A couple years later, I edited and laid out my high school’s newspaper on Macs using PageMaker. I upgraded to a color Macintosh IIci, and another Mac (the Powerbook 145) accompanied me to college.
Like I said, I’m hardly alone in these experiences.
Flipboard CEO Mike McCue says the Apple II was both his introduction to computing as well as a lesson in how technology could be personal. “It brought liberal arts to an otherwise cold tech world, and it established and legitimized a mindset of building products and companies for the purpose of improving the ability of humans to make their mark on the world,” he reminisced to Re/code in an email.
Former Windows and Office chief Steven Sinofsky recalls how the arrival of the Mac at Cornell in the 1980s quickly reshaped the computing landscape at his college campus. While the IBM mainframe remained important, the terminals connecting to the central computer went away in favor of Macintoshes that could access the mainframe through emulation — and could also do a whole lot more.
Sinofsky took to the new computer, writing his own programs. Among his projects was one he did his senior year to visualize the periodic table based on several different variables.
“The geek in all of us has that special moment when at once you feel empowered and marvel at a system,” he said in a 2014 blog post on the subject. For Sinofsky, it was seeing his own code turned into a perspective drawing in the spring of 1987.
“It wasn’t just the programming that was possible,” he said. “It wasn’t just the elegance and learnability of the system. It wasn’t even the ubiquity that the Macintosh achieved on campus. It was all of those. Most of all it represented a tool that allowed me to realize some of my own potential.”
He notes he was terrible at chemistry, but the Mac let him make sense of the elements.
Apple has continued to be important to me personally and professionally in the years since, and not just because of the hundreds of stories I have written on the company. The first iPod (and a half dozen or so since) let me take my eclectic music collection with me — a personal playlist I like to call “something everyone will hate.”

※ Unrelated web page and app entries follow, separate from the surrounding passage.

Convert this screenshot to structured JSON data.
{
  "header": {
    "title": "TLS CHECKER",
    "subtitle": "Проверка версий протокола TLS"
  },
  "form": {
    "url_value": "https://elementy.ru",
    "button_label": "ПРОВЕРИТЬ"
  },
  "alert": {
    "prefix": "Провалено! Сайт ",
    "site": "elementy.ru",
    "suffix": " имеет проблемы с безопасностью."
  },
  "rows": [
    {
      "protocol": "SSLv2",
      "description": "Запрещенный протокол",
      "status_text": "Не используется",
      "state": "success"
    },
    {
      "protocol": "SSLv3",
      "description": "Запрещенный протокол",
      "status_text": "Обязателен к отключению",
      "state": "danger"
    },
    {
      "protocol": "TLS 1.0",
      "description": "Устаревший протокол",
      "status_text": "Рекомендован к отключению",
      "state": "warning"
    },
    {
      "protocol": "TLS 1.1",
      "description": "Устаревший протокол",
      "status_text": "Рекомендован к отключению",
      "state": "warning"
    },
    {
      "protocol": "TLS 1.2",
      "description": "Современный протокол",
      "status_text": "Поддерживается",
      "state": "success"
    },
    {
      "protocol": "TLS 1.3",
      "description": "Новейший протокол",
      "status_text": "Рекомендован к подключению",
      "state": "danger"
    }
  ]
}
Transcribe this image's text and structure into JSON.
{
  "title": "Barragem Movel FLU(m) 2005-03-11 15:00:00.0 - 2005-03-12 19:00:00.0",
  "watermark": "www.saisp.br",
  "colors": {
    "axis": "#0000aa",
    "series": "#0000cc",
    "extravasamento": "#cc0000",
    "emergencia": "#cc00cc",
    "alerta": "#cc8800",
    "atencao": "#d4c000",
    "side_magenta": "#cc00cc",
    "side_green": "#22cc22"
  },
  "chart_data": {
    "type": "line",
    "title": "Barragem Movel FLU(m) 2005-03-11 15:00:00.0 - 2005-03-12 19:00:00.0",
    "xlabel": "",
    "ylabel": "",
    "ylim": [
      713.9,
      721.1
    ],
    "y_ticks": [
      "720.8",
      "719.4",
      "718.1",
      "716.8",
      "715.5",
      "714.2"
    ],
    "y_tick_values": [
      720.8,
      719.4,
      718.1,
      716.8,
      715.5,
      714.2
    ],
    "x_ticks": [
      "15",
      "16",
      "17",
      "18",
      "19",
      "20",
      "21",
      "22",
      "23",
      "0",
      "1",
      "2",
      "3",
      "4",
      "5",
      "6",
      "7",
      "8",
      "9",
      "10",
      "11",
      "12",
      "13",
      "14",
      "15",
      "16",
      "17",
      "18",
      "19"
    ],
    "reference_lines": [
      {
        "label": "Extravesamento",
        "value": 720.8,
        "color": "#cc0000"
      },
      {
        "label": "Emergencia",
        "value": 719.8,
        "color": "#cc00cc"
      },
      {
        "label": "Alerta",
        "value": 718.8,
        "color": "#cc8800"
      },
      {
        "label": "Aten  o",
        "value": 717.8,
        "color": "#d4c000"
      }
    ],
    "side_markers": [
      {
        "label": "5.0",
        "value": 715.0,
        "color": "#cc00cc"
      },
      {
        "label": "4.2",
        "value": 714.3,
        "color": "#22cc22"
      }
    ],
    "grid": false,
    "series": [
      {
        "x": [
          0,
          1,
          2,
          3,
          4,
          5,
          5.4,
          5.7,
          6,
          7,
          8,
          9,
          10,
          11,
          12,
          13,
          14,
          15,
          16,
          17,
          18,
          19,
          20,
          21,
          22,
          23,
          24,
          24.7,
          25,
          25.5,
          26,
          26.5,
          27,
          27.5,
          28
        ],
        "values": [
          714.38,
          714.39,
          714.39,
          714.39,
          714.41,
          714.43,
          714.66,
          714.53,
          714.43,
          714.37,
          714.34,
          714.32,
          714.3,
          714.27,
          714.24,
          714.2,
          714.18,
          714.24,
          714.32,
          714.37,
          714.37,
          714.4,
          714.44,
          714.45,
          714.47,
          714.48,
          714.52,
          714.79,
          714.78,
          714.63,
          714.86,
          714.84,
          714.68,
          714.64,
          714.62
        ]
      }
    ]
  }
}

While I was notorious for typing out short articles at CNET on my Palm Treo 650 (and later a BlackBerry), I traded the physical keyboard for the utility of an iPhone when I joined All Things Digital in 2010.
Now, the iPhone and iPad are helping shape the next generation of my family. We dutifully kept our digital devices away from our son for the first two years, but now my 3-year-old happily takes calls from Elmo and Cookie Monster and has expanded his vocabulary and understanding of spelling thanks to an educational game called Endless Alphabet.
And like so many of my generation, I’m left marveling at the device he so agilely manipulates with his cute little fingers, with no floppy disk or whirring fan in sight.
This article originally appeared on Recode.net.